───── Data ─────
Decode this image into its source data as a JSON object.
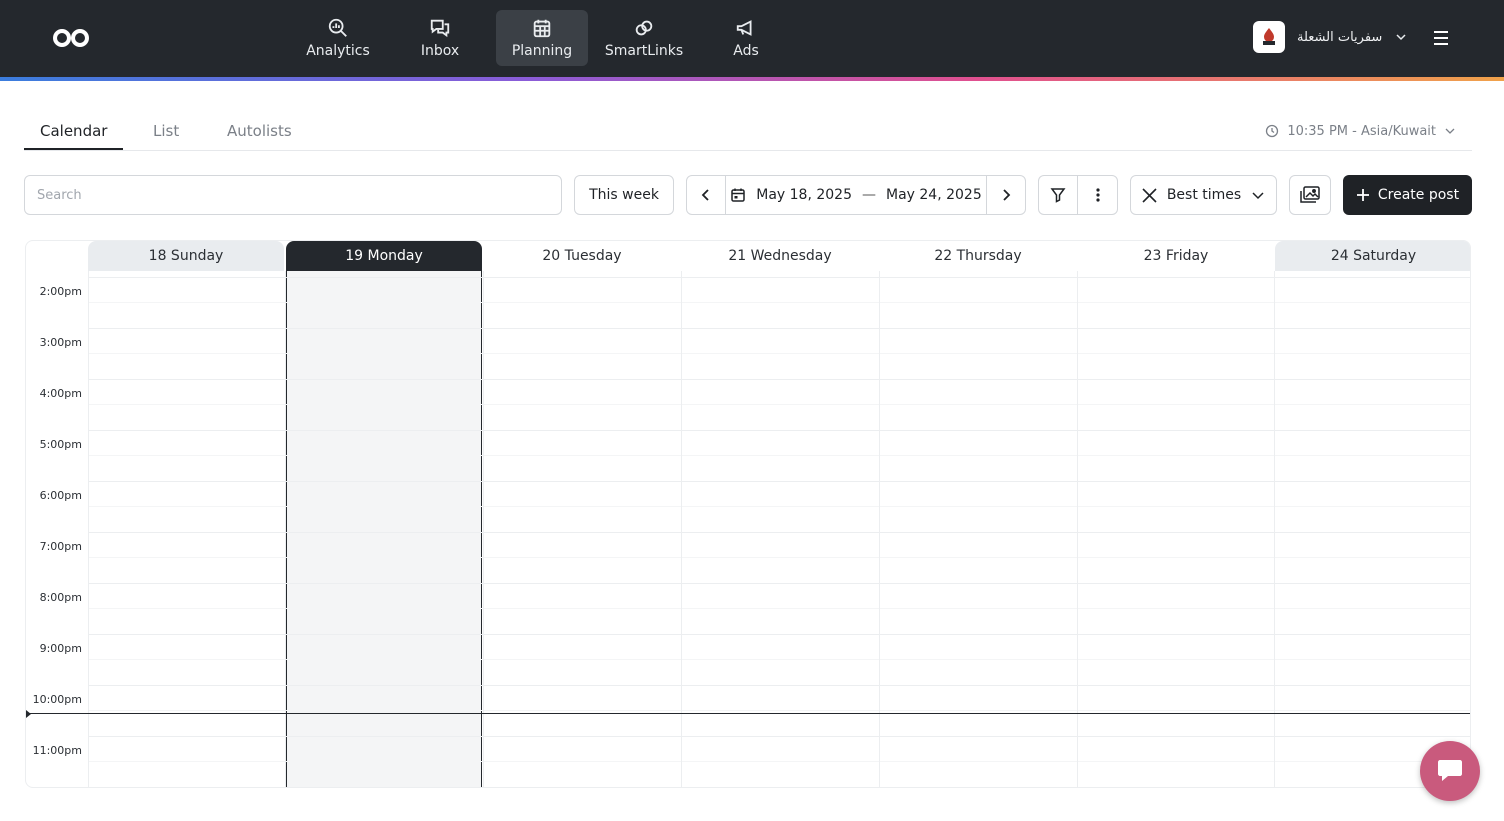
{
  "nav": {
    "items": [
      {
        "label": "Analytics",
        "icon": "analytics-icon"
      },
      {
        "label": "Inbox",
        "icon": "inbox-icon"
      },
      {
        "label": "Planning",
        "icon": "calendar-icon",
        "active": true
      },
      {
        "label": "SmartLinks",
        "icon": "link-icon"
      },
      {
        "label": "Ads",
        "icon": "megaphone-icon"
      }
    ]
  },
  "account": {
    "name": "سفريات الشعلة"
  },
  "tabs": [
    "Calendar",
    "List",
    "Autolists"
  ],
  "timezone": "10:35 PM - Asia/Kuwait",
  "toolbar": {
    "search_placeholder": "Search",
    "this_week": "This week",
    "date_start": "May 18, 2025",
    "date_sep": "—",
    "date_end": "May 24, 2025",
    "best_times": "Best times",
    "create_post": "Create post"
  },
  "calendar": {
    "days": [
      "18 Sunday",
      "19 Monday",
      "20 Tuesday",
      "21 Wednesday",
      "22 Thursday",
      "23 Friday",
      "24 Saturday"
    ],
    "times": [
      "2:00pm",
      "3:00pm",
      "4:00pm",
      "5:00pm",
      "6:00pm",
      "7:00pm",
      "8:00pm",
      "9:00pm",
      "10:00pm",
      "11:00pm"
    ]
  },
  "colors": {
    "topbar": "#24282d",
    "accent": "#c95a7d"
  }
}
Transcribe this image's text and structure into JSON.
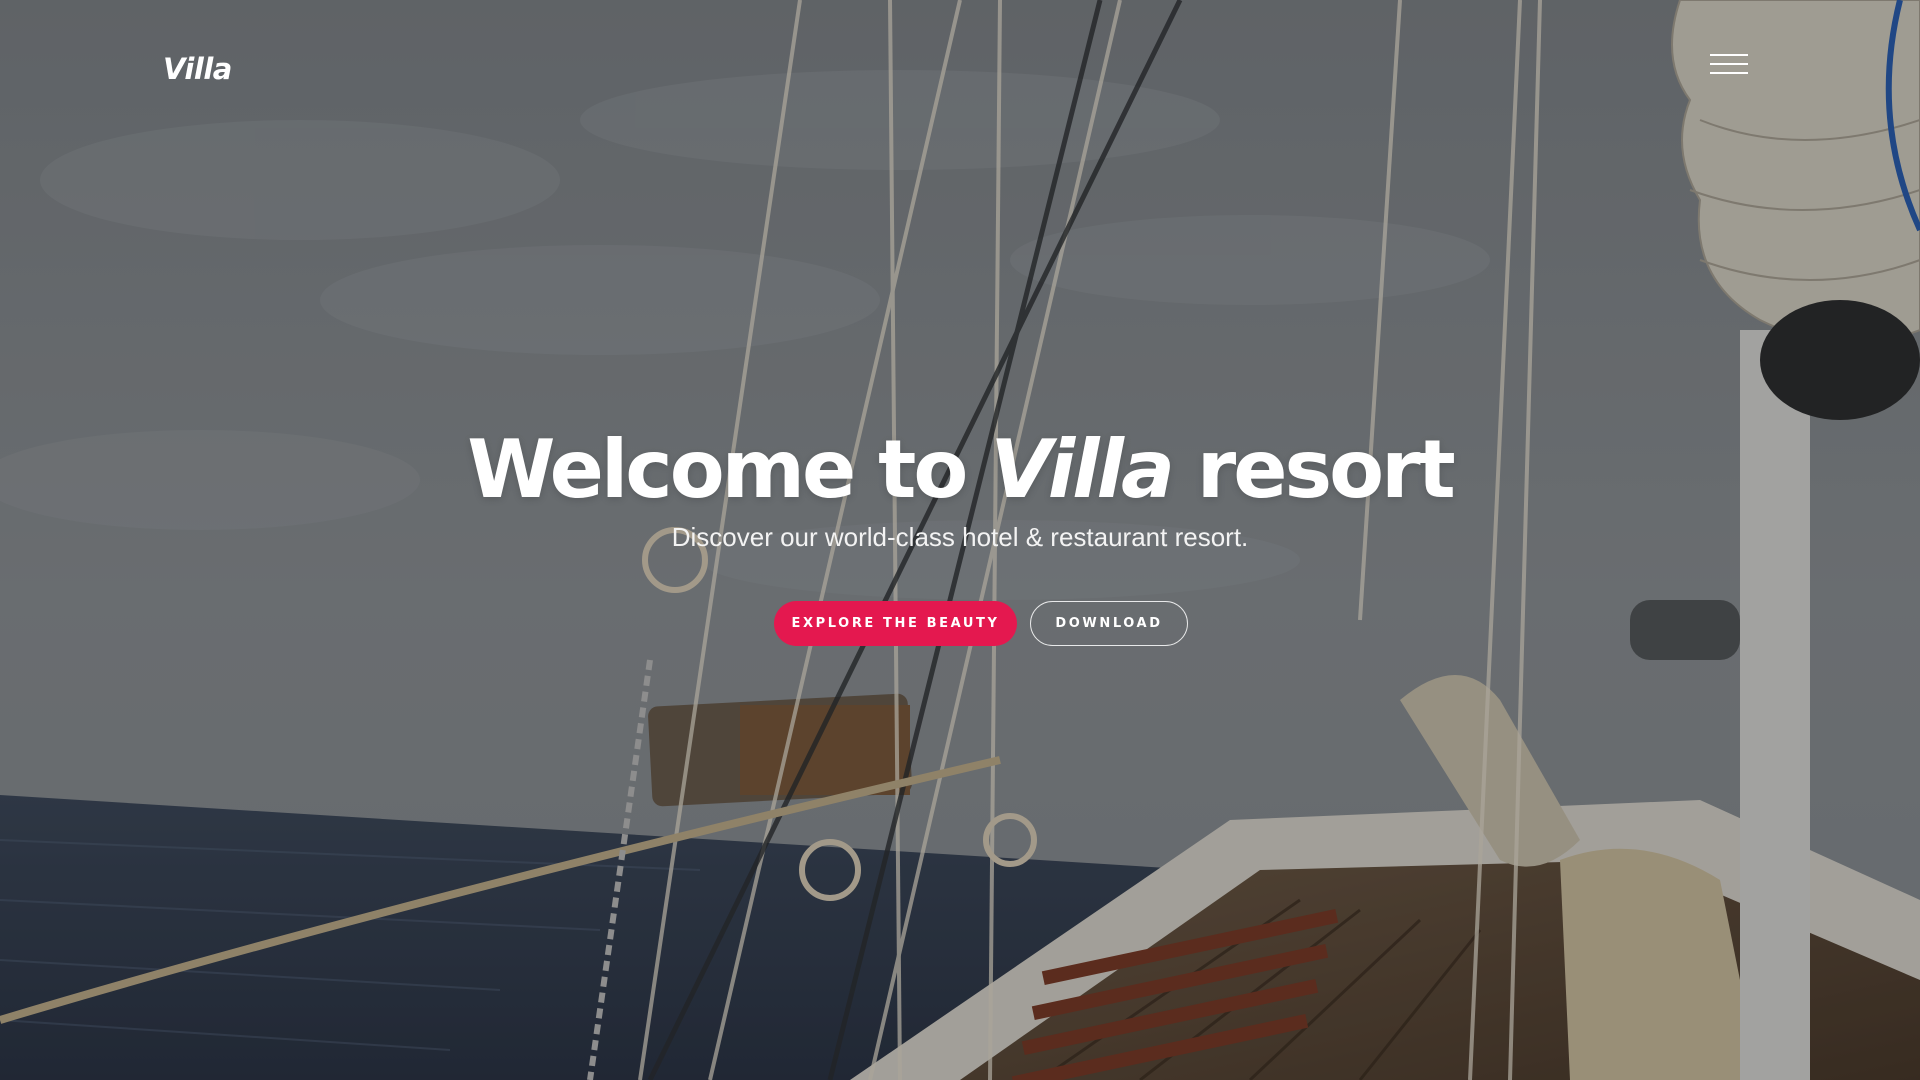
{
  "header": {
    "brand": "Villa",
    "menu_icon": "hamburger-menu-icon"
  },
  "hero": {
    "title_prefix": "Welcome to ",
    "title_brand": "Villa",
    "title_suffix": " resort",
    "subtitle": "Discover our world-class hotel & restaurant resort.",
    "primary_cta": "EXPLORE THE BEAUTY",
    "secondary_cta": "DOWNLOAD"
  },
  "colors": {
    "accent": "#e4184f",
    "text": "#ffffff"
  }
}
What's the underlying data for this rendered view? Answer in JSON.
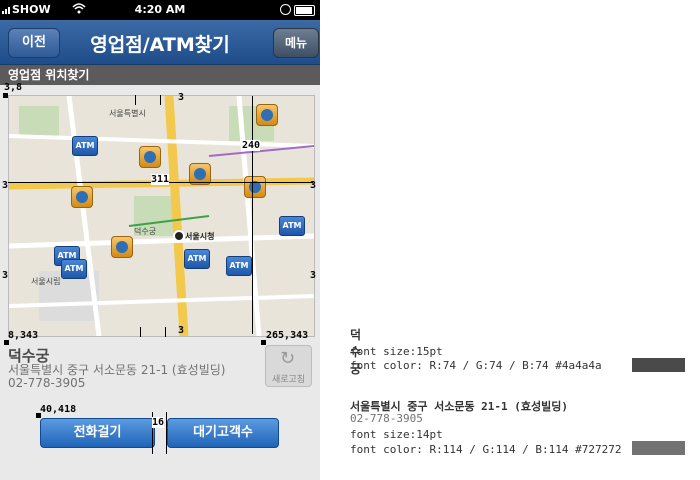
{
  "status_bar": {
    "carrier": "SHOW",
    "time": "4:20 AM"
  },
  "nav": {
    "back_label": "이전",
    "title": "영업점/ATM찾기",
    "menu_label": "메뉴"
  },
  "section_title": "영업점 위치찾기",
  "map": {
    "atm_label": "ATM",
    "current_location_label": "서울시청"
  },
  "branch": {
    "name": "덕수궁",
    "address": "서울특별시 중구 서소문동 21-1 (효성빌딩)",
    "phone": "02-778-3905"
  },
  "refresh_label": "새로고침",
  "buttons": {
    "call": "전화걸기",
    "queue": "대기고객수"
  },
  "annotations": {
    "top_left": "3,8",
    "top_gap": "3",
    "map_width": "311",
    "map_height": "240",
    "side_left": "3",
    "side_right": "3",
    "bottom_gap": "3",
    "map_bottom_left": "8,343",
    "map_bottom_right": "265,343",
    "buttons_origin": "40,418",
    "buttons_gap": "16"
  },
  "spec": {
    "name_sample": "덕수궁",
    "name_size": "font size:15pt",
    "name_color": "font color: R:74 / G:74 / B:74  #4a4a4a",
    "addr_sample": "서울특별시 중구 서소문동 21-1 (효성빌딩)",
    "phone_sample": "02-778-3905",
    "addr_size": "font size:14pt",
    "addr_color": "font color: R:114 / G:114 / B:114  #727272",
    "swatch1": "#4a4a4a",
    "swatch2": "#727272"
  }
}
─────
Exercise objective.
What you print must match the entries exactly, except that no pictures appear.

Task result.
Decode this image into its source data as a JSON object.
{
  "nav": {
    "items": [
      {
        "label": "Analytics",
        "icon": "analytics-icon"
      },
      {
        "label": "Inbox",
        "icon": "inbox-icon"
      },
      {
        "label": "Planning",
        "icon": "calendar-icon",
        "active": true
      },
      {
        "label": "SmartLinks",
        "icon": "link-icon"
      },
      {
        "label": "Ads",
        "icon": "megaphone-icon"
      }
    ]
  },
  "account": {
    "name": "سفريات الشعلة"
  },
  "tabs": [
    "Calendar",
    "List",
    "Autolists"
  ],
  "timezone": "10:35 PM - Asia/Kuwait",
  "toolbar": {
    "search_placeholder": "Search",
    "this_week": "This week",
    "date_start": "May 18, 2025",
    "date_sep": "—",
    "date_end": "May 24, 2025",
    "best_times": "Best times",
    "create_post": "Create post"
  },
  "calendar": {
    "days": [
      "18 Sunday",
      "19 Monday",
      "20 Tuesday",
      "21 Wednesday",
      "22 Thursday",
      "23 Friday",
      "24 Saturday"
    ],
    "times": [
      "2:00pm",
      "3:00pm",
      "4:00pm",
      "5:00pm",
      "6:00pm",
      "7:00pm",
      "8:00pm",
      "9:00pm",
      "10:00pm",
      "11:00pm"
    ]
  },
  "colors": {
    "topbar": "#24282d",
    "accent": "#c95a7d"
  }
}
Transcribe this image's text and structure into JSON.
{
  "header": {
    "brand": "Villa",
    "menu_icon": "hamburger-menu-icon"
  },
  "hero": {
    "title_prefix": "Welcome to ",
    "title_brand": "Villa",
    "title_suffix": " resort",
    "subtitle": "Discover our world-class hotel & restaurant resort.",
    "primary_cta": "EXPLORE THE BEAUTY",
    "secondary_cta": "DOWNLOAD"
  },
  "colors": {
    "accent": "#e4184f",
    "text": "#ffffff"
  }
}
What's the underlying data for this rendered view? Answer in JSON.
{
  "status_bar": {
    "carrier": "SHOW",
    "time": "4:20 AM"
  },
  "nav": {
    "back_label": "이전",
    "title": "영업점/ATM찾기",
    "menu_label": "메뉴"
  },
  "section_title": "영업점 위치찾기",
  "map": {
    "atm_label": "ATM",
    "current_location_label": "서울시청"
  },
  "branch": {
    "name": "덕수궁",
    "address": "서울특별시 중구 서소문동 21-1 (효성빌딩)",
    "phone": "02-778-3905"
  },
  "refresh_label": "새로고침",
  "buttons": {
    "call": "전화걸기",
    "queue": "대기고객수"
  },
  "annotations": {
    "top_left": "3,8",
    "top_gap": "3",
    "map_width": "311",
    "map_height": "240",
    "side_left": "3",
    "side_right": "3",
    "bottom_gap": "3",
    "map_bottom_left": "8,343",
    "map_bottom_right": "265,343",
    "buttons_origin": "40,418",
    "buttons_gap": "16"
  },
  "spec": {
    "name_sample": "덕수궁",
    "name_size": "font size:15pt",
    "name_color": "font color: R:74 / G:74 / B:74  #4a4a4a",
    "addr_sample": "서울특별시 중구 서소문동 21-1 (효성빌딩)",
    "phone_sample": "02-778-3905",
    "addr_size": "font size:14pt",
    "addr_color": "font color: R:114 / G:114 / B:114  #727272",
    "swatch1": "#4a4a4a",
    "swatch2": "#727272"
  }
}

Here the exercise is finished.